"As a Puerto Rican, I grew up understanding that the word 'jibaro' referred to people in Puerto Rico who lived in the countryside as farmers mostly. They were the working class of Puerto Rico that faced the most loss when the archipelago was industrialized from 1950 to 1960," he says. "When I discovered Mielgo's 'Love, Death + Robots' episode 'Jibaro,' I was immediately drawn by the title. I watched the short film and was moved emotionally. I went in as a Puerto Rican viewer with full knowledge of my history and heritage, searching for a story that spoke to me."
Miranda-Rodriguez says that while watching, he immediately perceived the setting to be the island of Puerto Rico. But he was confused while watching it. He didn't understand who was supposed to be the jibaro in the short.
"I saw a stylized hipster-looking conquistador and a siren bedazzled in gold necklaces and jewelry, but neither of these main characters to me personified jibaro. I finished the episode with the takeaway that this spoke to colonialism," he explains. "I remember Mielgo for his recent Oscar win, so knowing that he is a Spaniard further perplexed me."
For a short that was created to be open for interpretation, but whose director did not intend for it to be about colonialism, it is quite ironic that so many folks interpreted it to be that. But what is even more ironic and upsetting is that the word "jibaro," a term that in many ways is almost rooted in resilience, was chosen as the episode's title. It also speaks not just to the importance of language and the words and the terms we use but also how the appropriation and lack of consideration of words that are rooted in the diaspora can actually contribute to their meanings being lost or misunderstood. Imagine being a non-Latinx person or even a non-Puerto Rican hearing Mielgo's definition or interpretation of the word and then watching the short. That could easily lead to a completely different understanding of jibaro. In an industry that still groups Spanish and Latinx folks together - because we share the same language - one can't help but wonder, do Hollywood gatekeepers think Mielgo getting an Emmy nomination is a win for Latinx Americans? Are we still here? If so, that would explain a lot.

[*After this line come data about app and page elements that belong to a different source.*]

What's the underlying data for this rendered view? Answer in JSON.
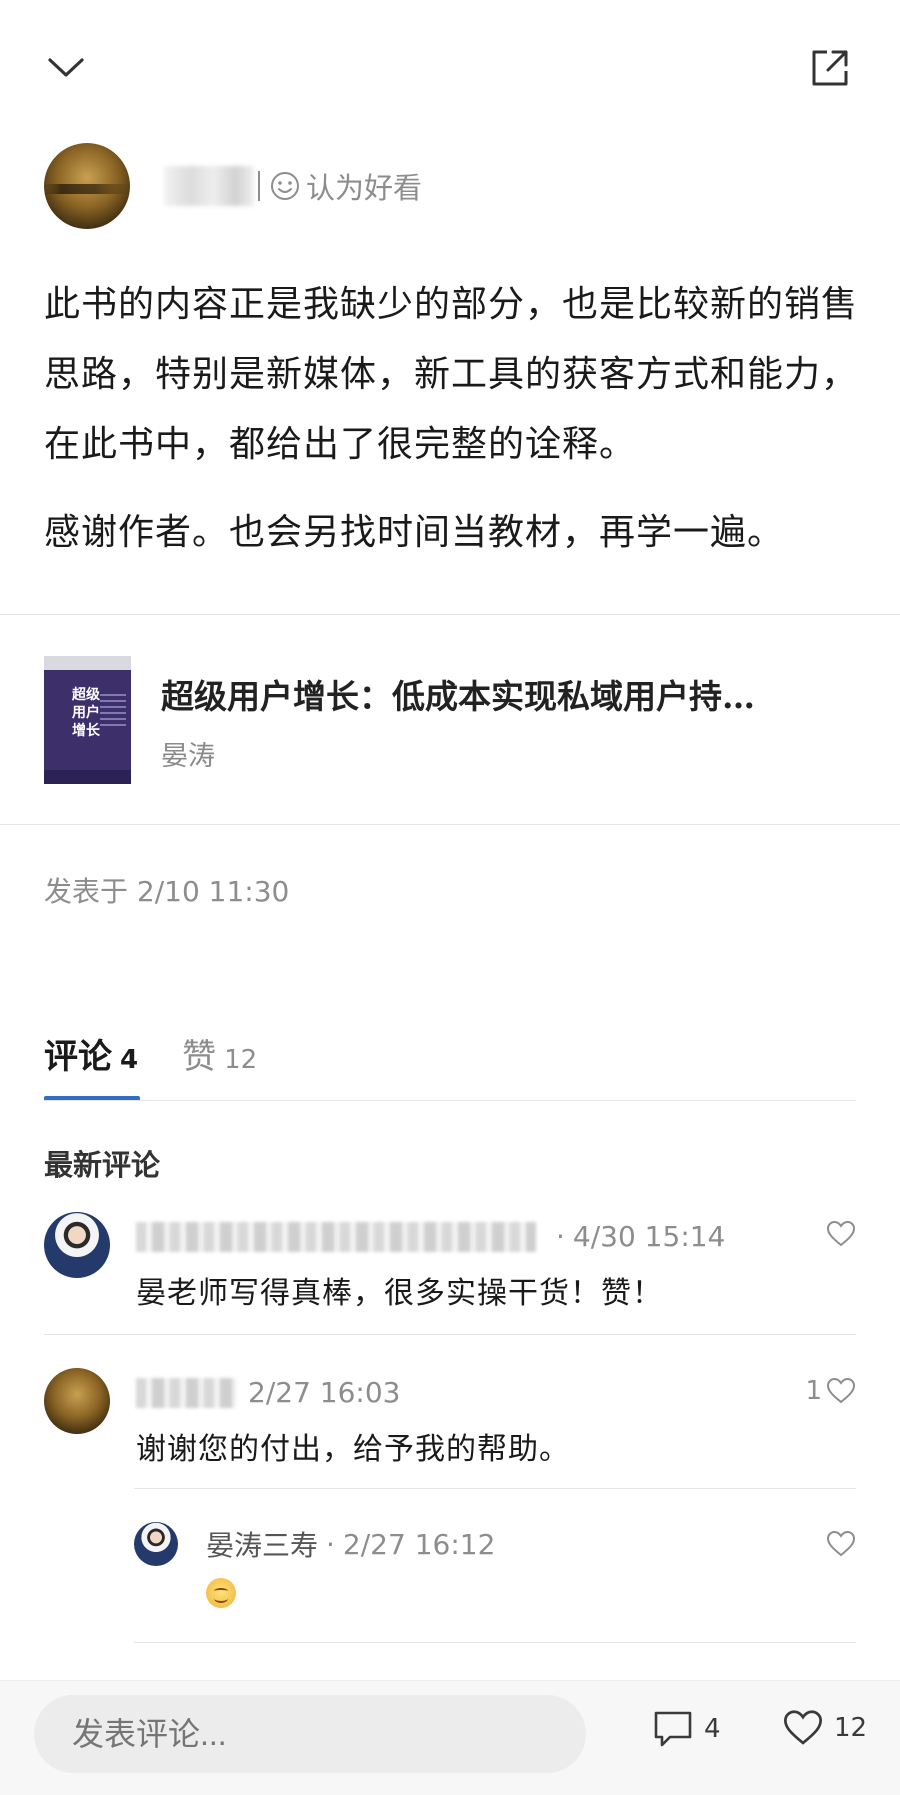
{
  "header": {
    "collapse_icon": "chevron-down-icon",
    "share_icon": "share-external-icon"
  },
  "author": {
    "rating_label": "认为好看",
    "rating_icon": "smile-icon"
  },
  "review": {
    "paragraphs": [
      "此书的内容正是我缺少的部分，也是比较新的销售思路，特别是新媒体，新工具的获客方式和能力，在此书中，都给出了很完整的诠释。",
      "感谢作者。也会另找时间当教材，再学一遍。"
    ]
  },
  "book": {
    "title": "超级用户增长：低成本实现私域用户持…",
    "author": "晏涛",
    "cover_text": "超级\n用户\n增长"
  },
  "post_time": "发表于 2/10 11:30",
  "tabs": [
    {
      "label": "评论",
      "count": "4",
      "active": true
    },
    {
      "label": "赞",
      "count": "12",
      "active": false
    }
  ],
  "comments_section_title": "最新评论",
  "comments": [
    {
      "time": "4/30 15:14",
      "text": "晏老师写得真棒，很多实操干货！赞！",
      "likes": ""
    },
    {
      "time": "2/27 16:03",
      "text": "谢谢您的付出，给予我的帮助。",
      "likes": "1"
    }
  ],
  "reply": {
    "name": "晏涛三寿",
    "time": "2/27 16:12",
    "content_icon": "smile-emoji-icon"
  },
  "bottom_bar": {
    "input_placeholder": "发表评论...",
    "comment_count": "4",
    "like_count": "12"
  },
  "colors": {
    "accent": "#2f6fbf",
    "muted": "#8d8d8d",
    "text": "#1a1a1a"
  }
}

"As an artist, I saw the production value of the piece. The storytelling and pacing were very well done. The character designs are gorgeous. But when I realized that this piece does not represent my heritage as a Boricua, I felt disregarded - like a cheap joke," Miranda-Rodriguez shares. "When Mielgo laughed during his interview when he said that he thought [jibaro] was a drug-dealing Venezuelan reference, that confirmed he knew nothing of its Puerto Rican significance. Today, there are still jibaros fighting for social justice against colorism and corporatization. There are jibaros leading sustainable farming projects like El Departmento de la Comida. There are jibaros installing solar panels and batteries in communities in Vieques and Guayama like Resilient Power Puerto Rico . . . despite this realization, I knew this episode would receive an Emmy nomination. In a space where my own property La Borinqueña is navigating inquiries from studios. I also navigate the reality when producers respond with comments like 'too niche' because as gatekeepers that white people are in Hollywood, they determine what is of value and what stories will be produced and inevitably awarded." 781b155fdc